[Start of Attachment]
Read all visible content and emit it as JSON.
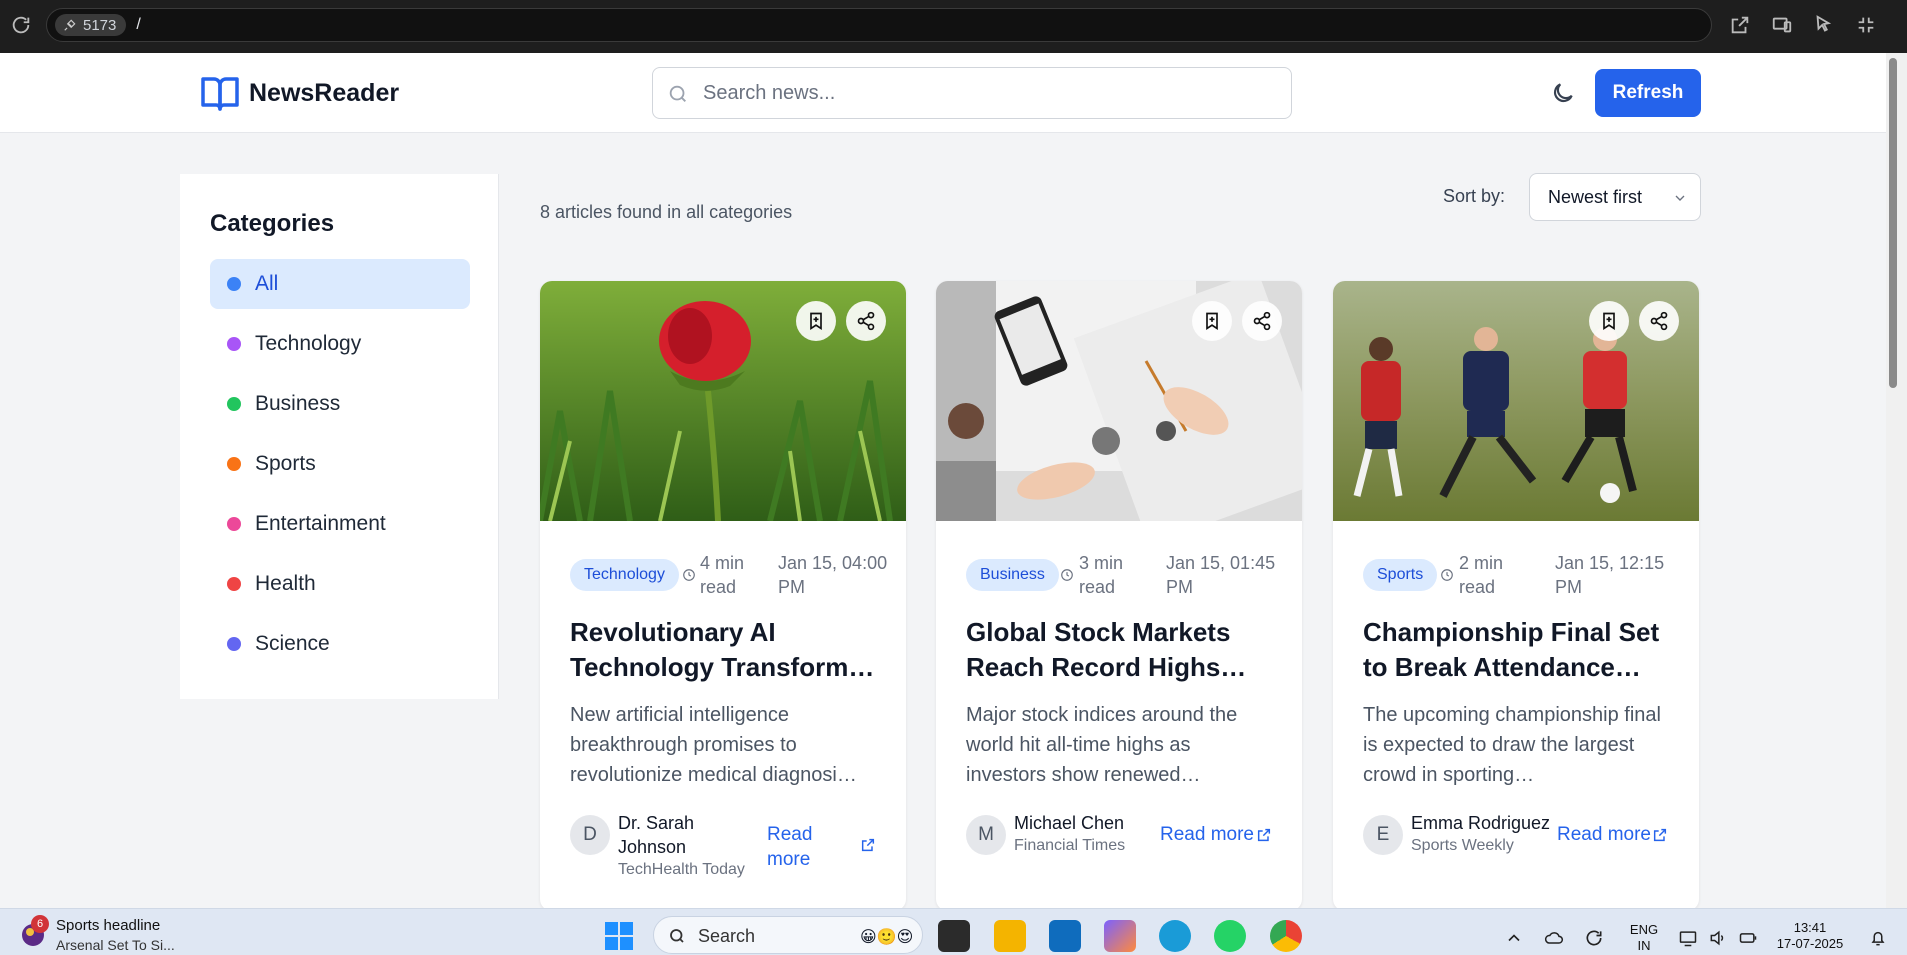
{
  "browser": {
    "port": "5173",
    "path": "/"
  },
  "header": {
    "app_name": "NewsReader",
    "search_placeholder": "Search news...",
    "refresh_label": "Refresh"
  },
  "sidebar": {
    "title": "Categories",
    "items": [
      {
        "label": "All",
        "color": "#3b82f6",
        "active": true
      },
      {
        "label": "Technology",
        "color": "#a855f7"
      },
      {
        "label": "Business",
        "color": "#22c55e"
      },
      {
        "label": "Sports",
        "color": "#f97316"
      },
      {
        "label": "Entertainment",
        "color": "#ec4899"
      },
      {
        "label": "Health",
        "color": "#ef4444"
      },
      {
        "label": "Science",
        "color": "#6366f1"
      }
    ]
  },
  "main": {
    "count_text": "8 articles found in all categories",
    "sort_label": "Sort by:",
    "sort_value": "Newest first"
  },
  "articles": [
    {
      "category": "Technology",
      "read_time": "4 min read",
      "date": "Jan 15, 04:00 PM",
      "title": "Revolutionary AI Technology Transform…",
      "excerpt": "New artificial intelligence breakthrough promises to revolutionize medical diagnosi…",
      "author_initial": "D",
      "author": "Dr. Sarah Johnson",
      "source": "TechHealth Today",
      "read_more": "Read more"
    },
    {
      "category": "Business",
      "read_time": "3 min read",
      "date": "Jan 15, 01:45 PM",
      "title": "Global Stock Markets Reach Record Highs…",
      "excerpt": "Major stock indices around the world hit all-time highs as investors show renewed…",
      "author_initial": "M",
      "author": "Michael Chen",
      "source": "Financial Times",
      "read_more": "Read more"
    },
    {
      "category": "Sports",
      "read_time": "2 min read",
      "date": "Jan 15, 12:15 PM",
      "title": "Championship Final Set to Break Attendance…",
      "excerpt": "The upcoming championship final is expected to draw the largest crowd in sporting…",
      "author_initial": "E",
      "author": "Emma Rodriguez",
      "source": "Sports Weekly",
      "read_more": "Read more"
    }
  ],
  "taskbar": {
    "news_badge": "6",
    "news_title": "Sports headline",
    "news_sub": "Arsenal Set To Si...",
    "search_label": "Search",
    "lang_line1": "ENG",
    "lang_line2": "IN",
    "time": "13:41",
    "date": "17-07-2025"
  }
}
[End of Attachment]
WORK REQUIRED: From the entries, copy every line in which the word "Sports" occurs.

ANSWER SECTION:
        "label": "Sports",
      "category": "Sports",
      "source": "Sports Weekly",
    "news_title": "Sports headline",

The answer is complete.